PHOENIX — There are several hurdles when it comes to communities of color seeking professional help for mental health issues.
Things like access to services and cost are major factors, "But there's also a significant level of distrust," said Diamond Bracey, a nationally certified counselor and Ph.D. student at NAU.
Historically, Native Americans see the system as stealing their land, African Americans afraid it will lock them up, and Hispanics with fears of deportation.
So when it comes to seeking professional help, communities of color hesitate to confide their personal business to a complete stranger.
"African Americans want to in general speak to somebody who they believe can understand their experience," Bracey said.
Potential Black patience, she says, have to overcome decades of community culture that's taught them, "Keep your mouth shut, don't talk to authorities." Even if what you're holding on to inside is causing you great stress or anxiety.
"When you look at the historical traumas that have been encountered and how some are even here today, those still have a lot of impact," Bracey said.
And when it comes to young Black males especially, they encounter even more weight placed on them by society.
"It's what they call the Adultification of African-American boys," Bracey said. "Which means that those who are younger are perceived as older or adults by the system," she said. "This is a child!" she exclaimed. "But they are not seen as children, and that is a problem," she said.
That's one of the reasons that Black communities are taught to keep thoughts and feelings in house.
"You might find that an African-American patient before they made it to the doctor, talk to the grandmother, or talk to a pastor, or talk to a significant other in their household, in the community," Bracey said.
And while Bracey says that's better than nothing, friends and family she says, aren't professionally trained to help you heal.
"They mean well, but they don't know well," she says.
Bracey is encouraged that many celebrities in the community are having the courage to come forward.

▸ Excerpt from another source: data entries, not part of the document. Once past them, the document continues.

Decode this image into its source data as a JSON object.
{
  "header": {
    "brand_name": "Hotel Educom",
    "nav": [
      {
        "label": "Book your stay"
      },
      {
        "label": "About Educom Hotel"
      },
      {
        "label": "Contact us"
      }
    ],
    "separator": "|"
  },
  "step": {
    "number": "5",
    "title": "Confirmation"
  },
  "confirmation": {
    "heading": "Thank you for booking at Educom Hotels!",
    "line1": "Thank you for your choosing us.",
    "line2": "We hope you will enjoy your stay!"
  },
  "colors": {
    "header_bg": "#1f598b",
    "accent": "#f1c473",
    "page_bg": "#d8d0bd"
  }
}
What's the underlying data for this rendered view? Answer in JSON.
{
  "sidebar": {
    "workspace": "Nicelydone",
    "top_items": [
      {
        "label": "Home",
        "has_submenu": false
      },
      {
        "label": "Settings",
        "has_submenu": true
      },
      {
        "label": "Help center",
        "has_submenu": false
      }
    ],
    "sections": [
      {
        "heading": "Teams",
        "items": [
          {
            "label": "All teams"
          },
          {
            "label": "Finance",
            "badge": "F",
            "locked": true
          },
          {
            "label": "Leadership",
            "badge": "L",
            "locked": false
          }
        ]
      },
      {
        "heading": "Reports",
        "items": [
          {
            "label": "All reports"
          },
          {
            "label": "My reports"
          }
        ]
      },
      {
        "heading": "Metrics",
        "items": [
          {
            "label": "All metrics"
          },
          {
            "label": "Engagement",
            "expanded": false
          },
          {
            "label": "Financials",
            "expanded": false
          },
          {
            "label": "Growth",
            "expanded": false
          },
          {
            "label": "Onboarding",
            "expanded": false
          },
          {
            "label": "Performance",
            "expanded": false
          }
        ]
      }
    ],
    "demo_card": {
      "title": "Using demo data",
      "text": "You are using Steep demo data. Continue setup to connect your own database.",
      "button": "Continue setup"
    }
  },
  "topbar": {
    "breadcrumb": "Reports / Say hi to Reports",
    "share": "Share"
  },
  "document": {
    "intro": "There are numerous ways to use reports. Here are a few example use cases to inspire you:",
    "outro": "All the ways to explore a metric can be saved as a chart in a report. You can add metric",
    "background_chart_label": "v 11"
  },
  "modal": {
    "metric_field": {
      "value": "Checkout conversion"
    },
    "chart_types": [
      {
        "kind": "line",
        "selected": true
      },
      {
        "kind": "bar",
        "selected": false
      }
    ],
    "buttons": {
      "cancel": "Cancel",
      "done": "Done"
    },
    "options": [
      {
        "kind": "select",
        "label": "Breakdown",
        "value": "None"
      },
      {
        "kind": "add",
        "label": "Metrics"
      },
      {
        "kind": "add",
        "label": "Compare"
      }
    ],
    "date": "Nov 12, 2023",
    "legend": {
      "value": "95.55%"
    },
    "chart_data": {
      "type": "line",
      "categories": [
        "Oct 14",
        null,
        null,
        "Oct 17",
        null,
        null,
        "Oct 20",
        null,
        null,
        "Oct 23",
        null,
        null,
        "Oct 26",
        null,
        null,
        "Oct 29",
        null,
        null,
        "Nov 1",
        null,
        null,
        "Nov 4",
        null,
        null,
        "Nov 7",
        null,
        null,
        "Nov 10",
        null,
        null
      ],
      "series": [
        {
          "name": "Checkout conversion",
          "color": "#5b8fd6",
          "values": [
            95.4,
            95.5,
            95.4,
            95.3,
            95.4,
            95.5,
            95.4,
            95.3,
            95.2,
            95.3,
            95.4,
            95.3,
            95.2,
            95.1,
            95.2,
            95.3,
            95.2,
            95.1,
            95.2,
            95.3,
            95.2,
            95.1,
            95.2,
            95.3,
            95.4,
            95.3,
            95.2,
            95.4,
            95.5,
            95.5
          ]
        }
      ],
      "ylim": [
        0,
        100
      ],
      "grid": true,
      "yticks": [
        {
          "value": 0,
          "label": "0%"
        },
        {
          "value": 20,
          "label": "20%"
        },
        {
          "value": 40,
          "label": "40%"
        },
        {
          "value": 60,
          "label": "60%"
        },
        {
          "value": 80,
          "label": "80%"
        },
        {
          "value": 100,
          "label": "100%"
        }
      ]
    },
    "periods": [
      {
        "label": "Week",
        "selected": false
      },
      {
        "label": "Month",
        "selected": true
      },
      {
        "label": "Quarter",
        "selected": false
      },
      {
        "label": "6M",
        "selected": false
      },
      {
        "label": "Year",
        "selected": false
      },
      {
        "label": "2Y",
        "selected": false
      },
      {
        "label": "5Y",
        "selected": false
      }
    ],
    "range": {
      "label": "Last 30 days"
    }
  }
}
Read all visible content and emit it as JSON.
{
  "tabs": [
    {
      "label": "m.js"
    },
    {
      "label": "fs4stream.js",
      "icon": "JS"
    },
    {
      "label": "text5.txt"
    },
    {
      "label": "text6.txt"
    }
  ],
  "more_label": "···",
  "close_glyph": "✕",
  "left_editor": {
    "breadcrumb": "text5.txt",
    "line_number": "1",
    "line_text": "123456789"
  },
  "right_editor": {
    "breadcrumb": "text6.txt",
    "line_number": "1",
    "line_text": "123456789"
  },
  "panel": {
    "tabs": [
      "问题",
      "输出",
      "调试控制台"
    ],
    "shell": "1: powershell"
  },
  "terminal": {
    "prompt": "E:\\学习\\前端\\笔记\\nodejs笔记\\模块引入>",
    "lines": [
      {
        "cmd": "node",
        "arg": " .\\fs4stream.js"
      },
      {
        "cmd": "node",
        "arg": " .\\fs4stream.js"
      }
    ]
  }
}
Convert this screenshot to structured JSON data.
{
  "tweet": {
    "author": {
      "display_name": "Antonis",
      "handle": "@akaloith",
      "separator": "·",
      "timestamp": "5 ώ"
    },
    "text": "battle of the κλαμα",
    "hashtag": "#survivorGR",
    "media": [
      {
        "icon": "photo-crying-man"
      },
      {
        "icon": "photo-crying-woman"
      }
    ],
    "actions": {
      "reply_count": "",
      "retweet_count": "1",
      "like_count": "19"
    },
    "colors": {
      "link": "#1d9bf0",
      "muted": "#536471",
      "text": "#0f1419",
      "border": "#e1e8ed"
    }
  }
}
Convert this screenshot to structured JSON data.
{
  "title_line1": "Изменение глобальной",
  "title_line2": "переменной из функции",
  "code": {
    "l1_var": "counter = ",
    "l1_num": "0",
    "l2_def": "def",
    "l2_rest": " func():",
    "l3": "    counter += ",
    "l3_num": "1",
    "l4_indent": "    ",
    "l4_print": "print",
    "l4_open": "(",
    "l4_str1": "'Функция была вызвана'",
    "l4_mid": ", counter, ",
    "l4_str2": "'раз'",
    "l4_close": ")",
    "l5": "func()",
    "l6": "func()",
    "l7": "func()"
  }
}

"We’re grateful for Simone Biles being able to do that," she said.
So how do we break the stigma?
Roberto Del Real is a licensed social worker with Chicanos Por La Causa, and works closely with youth in the Latino community.
"It's ok to be vulnerable, it's ok to say I need a little bit of help," he said.
Del Real says young Latinos are under enormous pressure.
From online bullying and body shaming, avoiding gangs, and serving as interpreters for their parents, life at times can seem overwhelming.
"Depression is a big thing, anxiety. Right now everyone has COVID burnout," Del Real said.
When it comes to getting someone to open up about their feelings, it's all about gaining trust.
"I always came at them this way, let's just have a conversation, I'm not part of your family, I'm not invested in you like they are. I'm not going to judge you, You can tell me anything you want, and it's going to stay in this room. Just let it out," he said.
"It’s like talking to someone at a bus stop sometimes. For whatever reason, we just connect with someone who's not invested in our lives and who's not gonna judge us. And I always feel like therapy, that's the way we should approach it."
And no problem is too small or insignificant to talk about.
"Sometimes the first session they're like, 'I'm healed, I feel better now I just spoke to someone.'"
But even if someone is ready to seek help, Del Real says, they don't always know where to turn.
"The other part is just access to services. A lot of times there isn't the correct services in our neighborhood," he said.
Tele-health has been a huge breakthrough as during the pandemic more people are seeking help virtually. Whether it be a group session or one-on-one people are more comfortable speaking out from the comfort and privacy of their own home.
And people's insurance is starting to cover more mental health services.
"It’s exhausting feeling miserable, feeling depressed, feeling angry. It takes its toll," Del Real said.
"It’s like praying. You pray... You feel good. You do meditation, you feel good. Therapy, the same thing," he said.
Melissa Wheeler grew up in Round Rock, Arizona in the central part of the Navajo nation, and attended Chinle High School.
She went on to attend a tribal community college in Albuquerque, New Mexico, got her associate's degree, and enrolled in the University of North Dakota. There she received her Bachelor's and Master's in Psychology, with an emphasis on addiction.
"I was interested in substance abuse and how that affected indigenous communities," she said.
She then came back home to NAU where she is now working to become a certified counselor.
"Native Americans, unfortunately, have some of the highest rates of mental health concerns," Wheeler said.
With so few Native doctors trained to help, she feels an obligation to give back.
"It’s exciting to know that there are possibilities of me continuing to work in rural spaces such as Flagstaff, or even on the Navajo Nation or other tribal communities in this area," Wheeler said.
But Wheeler understands getting members of her community to open up about their problems will be a challenge.
"There is still very much a stigma around seeking mental health services," she said.
"Finding someone that knows your background, or has a cultural understanding is important."
Serving the "whole body" has always been a big part of Native culture, Wheeler said. And mental health, "is health" she says.
"If we're not functioning at our best mentally, we're not functioning at our best physically, emotionally, and spiritually as well," she said.